However, danazol can cause a number of unpleasant side effects if used on a long-term basis. For example, it may cause:
disruption to the menstrual cycle – such as irregular periods or absent periods
high blood pressure
in women, changes to the body that are usually associated with men – such as excessive body hair growth, flattening of the chest, deepening of the voice and an increase in muscle tone
Due to these side effects, many people with hereditary angioedema are uneasy about using danazol on a long-term basis. Stanozolol is a similar medication that is slightly better tolerated.
Tranexamic acid is also an alternative medication to danazol. It can be as effective as danazol, but does not cause as many side effects and is preferred for use in women.
Icatibant is a relatively new medication used to treat acute (short-lasting) episodes of swelling. It works by blocking the effects of some of the chemicals that are responsible for causing the swelling in cases of hereditary angioedema.
Icatibant is given by injection under the skin, and a second injection is often required.
Common side effects of icatibant include:
adverse skin reactions at the site of the injection – such as pain, redness, swelling or itchiness
itchiness in other areas of the skin
Purified C1-inhibitor concentrate is widely used to replace the missing protein in the blood. It’s needed for patients undergoing surgery, to prevent attacks caused by surgical trauma. It’s used to treat acute attacks and is injected directly into the vein.
Many patients will keep supplies of their concentrate at home for emergency use.
Icatibant and C1-inhibitor concentrate will be prescribed by the specialist immunology unit caring for the patient with hereditary angioedema
You can avoid allergic episodes if you stay away from foods, medications, or other conditions that trigger it. If you don’t know what’s causing your episodes, try to keep a diary to track foods, symptoms, and situations tied to your symptoms.
Your doctor might suggest you take antihistamines every day instead of just when you need them.

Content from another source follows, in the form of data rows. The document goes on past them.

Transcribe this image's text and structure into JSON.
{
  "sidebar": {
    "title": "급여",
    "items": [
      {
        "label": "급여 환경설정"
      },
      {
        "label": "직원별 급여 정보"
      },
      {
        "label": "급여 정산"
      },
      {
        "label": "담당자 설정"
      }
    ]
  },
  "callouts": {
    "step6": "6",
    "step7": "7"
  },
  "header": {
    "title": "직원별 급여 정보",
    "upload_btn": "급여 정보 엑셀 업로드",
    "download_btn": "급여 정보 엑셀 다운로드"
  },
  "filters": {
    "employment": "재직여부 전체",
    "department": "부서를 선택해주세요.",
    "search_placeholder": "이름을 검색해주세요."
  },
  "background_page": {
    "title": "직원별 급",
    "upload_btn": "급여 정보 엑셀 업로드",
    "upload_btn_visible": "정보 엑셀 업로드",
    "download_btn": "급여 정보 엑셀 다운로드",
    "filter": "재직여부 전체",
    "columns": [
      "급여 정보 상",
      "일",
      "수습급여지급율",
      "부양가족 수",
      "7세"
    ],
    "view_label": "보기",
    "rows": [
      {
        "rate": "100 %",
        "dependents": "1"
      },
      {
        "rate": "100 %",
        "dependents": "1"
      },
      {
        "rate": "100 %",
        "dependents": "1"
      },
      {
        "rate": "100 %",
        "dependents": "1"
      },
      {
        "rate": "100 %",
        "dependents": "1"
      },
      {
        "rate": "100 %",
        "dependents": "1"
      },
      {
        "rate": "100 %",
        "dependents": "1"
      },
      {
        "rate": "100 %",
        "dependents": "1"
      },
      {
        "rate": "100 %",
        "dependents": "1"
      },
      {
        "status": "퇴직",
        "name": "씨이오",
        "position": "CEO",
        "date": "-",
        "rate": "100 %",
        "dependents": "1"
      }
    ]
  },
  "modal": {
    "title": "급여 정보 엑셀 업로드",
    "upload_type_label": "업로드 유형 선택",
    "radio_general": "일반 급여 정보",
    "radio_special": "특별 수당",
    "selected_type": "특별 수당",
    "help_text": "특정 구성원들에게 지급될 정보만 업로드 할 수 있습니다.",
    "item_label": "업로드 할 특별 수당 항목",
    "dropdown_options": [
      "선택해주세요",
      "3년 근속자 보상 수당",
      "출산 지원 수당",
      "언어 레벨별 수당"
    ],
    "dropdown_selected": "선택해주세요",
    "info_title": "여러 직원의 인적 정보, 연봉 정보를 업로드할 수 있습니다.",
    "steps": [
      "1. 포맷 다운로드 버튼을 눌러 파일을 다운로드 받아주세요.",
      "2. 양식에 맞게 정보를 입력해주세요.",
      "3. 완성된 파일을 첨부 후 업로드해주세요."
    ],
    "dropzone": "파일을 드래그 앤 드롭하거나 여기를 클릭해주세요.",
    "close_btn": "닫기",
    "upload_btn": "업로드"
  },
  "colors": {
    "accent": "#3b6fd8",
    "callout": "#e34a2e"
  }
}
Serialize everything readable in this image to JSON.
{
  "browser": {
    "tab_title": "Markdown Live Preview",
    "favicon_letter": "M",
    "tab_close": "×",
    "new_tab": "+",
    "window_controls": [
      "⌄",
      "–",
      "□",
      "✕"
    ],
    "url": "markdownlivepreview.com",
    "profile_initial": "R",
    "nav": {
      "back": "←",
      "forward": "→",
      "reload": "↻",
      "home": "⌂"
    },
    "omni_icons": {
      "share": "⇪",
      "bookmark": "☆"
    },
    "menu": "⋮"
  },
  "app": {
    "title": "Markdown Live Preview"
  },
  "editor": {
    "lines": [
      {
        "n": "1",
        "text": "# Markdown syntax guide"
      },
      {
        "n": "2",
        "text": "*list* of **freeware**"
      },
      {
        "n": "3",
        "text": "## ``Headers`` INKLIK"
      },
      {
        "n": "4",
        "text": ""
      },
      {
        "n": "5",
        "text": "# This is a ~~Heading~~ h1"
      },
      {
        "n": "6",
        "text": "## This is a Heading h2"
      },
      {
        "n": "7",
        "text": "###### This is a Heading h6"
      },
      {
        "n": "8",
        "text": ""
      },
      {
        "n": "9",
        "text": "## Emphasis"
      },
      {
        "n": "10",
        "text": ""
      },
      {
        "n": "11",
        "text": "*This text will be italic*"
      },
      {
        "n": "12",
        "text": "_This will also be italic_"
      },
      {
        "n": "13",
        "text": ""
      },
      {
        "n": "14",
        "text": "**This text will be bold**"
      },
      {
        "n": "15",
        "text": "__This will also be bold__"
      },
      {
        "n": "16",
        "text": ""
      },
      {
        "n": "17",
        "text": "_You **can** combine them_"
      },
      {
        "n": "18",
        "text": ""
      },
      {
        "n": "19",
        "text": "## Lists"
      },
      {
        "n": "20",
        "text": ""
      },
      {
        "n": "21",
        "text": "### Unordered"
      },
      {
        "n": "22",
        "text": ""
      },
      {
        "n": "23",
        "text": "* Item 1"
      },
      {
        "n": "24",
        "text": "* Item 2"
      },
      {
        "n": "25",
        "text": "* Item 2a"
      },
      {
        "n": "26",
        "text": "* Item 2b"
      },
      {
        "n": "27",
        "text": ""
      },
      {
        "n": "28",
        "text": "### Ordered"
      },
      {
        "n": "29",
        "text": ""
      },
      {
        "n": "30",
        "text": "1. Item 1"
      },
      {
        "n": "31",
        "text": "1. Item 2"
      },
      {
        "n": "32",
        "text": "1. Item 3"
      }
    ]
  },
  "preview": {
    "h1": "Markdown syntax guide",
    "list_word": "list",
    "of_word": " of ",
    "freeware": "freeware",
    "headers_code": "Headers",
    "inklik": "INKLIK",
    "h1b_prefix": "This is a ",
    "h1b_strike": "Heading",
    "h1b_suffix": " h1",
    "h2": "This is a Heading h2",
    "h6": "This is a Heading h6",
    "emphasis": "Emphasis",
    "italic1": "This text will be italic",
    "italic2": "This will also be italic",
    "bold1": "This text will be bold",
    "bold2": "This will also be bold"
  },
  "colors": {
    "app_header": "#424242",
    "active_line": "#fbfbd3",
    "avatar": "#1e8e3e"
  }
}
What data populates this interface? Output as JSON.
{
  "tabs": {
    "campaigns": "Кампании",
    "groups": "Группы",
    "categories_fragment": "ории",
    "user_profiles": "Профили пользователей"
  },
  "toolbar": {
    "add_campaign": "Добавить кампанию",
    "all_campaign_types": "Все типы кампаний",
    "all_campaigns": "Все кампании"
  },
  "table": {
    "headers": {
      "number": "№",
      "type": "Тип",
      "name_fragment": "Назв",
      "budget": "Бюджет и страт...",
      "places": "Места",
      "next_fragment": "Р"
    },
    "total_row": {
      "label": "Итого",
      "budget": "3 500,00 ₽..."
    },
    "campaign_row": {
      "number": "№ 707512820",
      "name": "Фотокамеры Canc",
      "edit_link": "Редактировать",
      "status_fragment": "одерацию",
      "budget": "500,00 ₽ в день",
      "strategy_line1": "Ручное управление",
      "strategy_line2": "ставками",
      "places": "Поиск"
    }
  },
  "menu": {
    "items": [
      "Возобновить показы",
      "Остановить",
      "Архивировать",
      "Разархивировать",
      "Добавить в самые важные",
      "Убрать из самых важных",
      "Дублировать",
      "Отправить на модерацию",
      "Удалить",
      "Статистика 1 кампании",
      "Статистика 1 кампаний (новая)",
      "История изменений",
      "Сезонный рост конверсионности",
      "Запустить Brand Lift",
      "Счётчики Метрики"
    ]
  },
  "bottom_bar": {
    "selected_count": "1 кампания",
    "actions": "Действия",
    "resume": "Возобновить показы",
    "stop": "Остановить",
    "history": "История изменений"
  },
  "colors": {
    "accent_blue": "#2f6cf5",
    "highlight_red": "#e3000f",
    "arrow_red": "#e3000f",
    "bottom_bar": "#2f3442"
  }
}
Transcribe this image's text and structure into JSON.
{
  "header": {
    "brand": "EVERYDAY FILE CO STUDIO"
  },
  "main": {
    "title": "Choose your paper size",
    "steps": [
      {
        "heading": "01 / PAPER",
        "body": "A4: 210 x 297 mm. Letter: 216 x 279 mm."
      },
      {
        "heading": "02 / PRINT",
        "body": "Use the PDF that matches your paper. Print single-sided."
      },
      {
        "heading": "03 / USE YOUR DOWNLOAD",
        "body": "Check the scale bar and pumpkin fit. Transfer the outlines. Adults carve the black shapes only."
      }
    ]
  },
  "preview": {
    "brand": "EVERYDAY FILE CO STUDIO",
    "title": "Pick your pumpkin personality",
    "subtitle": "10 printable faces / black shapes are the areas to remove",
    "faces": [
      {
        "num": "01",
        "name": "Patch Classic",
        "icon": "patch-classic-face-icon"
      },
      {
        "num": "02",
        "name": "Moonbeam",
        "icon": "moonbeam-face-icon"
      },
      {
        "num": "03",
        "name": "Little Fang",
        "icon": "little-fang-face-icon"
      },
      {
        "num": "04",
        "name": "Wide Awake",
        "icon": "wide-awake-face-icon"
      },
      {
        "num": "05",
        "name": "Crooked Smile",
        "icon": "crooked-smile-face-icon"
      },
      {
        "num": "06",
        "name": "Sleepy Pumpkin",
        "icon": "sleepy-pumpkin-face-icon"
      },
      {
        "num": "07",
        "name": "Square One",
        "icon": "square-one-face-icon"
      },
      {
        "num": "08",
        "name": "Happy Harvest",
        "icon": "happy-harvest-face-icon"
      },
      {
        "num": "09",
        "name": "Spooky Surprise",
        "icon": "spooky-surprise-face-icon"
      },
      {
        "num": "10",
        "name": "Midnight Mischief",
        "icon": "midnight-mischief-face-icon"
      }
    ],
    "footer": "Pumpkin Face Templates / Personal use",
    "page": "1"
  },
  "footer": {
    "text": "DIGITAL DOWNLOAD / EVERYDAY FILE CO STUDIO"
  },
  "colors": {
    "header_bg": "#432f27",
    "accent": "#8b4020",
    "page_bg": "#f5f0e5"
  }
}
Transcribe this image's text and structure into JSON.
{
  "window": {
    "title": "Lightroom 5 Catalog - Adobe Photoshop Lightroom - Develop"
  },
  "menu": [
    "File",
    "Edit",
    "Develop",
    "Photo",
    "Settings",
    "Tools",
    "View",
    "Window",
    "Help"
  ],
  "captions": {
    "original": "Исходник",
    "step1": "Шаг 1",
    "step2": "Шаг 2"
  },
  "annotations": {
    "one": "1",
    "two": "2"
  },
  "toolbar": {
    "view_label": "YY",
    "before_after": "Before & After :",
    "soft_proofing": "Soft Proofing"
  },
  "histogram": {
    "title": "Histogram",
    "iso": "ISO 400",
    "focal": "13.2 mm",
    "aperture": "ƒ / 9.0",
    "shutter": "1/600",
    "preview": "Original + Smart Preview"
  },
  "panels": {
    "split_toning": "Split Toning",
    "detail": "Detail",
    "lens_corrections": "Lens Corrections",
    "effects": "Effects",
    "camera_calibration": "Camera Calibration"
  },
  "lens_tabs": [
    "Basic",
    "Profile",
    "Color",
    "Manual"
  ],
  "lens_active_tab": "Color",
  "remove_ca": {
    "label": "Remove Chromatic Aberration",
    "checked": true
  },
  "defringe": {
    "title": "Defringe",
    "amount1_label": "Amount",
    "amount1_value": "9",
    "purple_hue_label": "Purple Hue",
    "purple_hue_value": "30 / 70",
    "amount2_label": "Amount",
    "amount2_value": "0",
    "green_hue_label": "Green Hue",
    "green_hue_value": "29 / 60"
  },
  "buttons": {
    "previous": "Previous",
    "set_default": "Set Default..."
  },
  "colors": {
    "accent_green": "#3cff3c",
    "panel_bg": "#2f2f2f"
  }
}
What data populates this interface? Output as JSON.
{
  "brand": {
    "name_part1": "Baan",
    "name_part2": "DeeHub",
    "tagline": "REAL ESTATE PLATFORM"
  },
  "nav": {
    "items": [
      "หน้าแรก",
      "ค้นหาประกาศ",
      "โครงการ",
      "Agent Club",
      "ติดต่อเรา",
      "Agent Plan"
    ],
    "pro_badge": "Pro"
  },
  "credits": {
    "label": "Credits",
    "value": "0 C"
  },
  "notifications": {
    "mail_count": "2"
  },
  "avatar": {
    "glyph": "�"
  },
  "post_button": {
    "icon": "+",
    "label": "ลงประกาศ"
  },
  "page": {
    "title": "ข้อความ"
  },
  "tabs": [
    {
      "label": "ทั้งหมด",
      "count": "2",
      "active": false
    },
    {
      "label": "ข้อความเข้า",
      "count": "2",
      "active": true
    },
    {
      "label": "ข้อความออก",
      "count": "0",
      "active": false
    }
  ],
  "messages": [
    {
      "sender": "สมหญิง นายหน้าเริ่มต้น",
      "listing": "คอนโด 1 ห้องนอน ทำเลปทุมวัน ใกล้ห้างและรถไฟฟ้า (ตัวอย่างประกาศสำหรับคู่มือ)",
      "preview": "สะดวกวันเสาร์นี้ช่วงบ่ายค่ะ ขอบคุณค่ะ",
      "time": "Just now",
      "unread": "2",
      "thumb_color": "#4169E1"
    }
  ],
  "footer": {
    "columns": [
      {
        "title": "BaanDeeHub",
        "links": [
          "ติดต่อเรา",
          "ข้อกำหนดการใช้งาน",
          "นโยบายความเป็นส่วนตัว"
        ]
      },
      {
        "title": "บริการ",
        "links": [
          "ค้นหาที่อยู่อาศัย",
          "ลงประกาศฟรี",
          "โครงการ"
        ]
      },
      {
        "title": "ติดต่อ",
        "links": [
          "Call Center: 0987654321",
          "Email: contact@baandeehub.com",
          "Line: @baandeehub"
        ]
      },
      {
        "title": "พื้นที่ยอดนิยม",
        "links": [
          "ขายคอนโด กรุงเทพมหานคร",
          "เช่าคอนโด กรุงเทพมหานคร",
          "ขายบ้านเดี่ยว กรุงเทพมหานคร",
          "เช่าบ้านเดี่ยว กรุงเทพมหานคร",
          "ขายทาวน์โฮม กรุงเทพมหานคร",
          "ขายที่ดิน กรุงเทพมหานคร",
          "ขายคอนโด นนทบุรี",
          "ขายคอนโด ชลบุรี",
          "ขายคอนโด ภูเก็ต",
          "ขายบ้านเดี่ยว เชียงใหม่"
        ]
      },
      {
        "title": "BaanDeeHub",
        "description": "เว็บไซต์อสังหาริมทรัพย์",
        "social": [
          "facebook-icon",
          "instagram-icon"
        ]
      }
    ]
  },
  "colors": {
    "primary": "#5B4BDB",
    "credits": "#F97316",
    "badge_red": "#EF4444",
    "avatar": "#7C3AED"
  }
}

This can help get rid of episodes, make them happen less often, or be less dangerous. You also won’t have to wait for the medicine to start working when you need relief.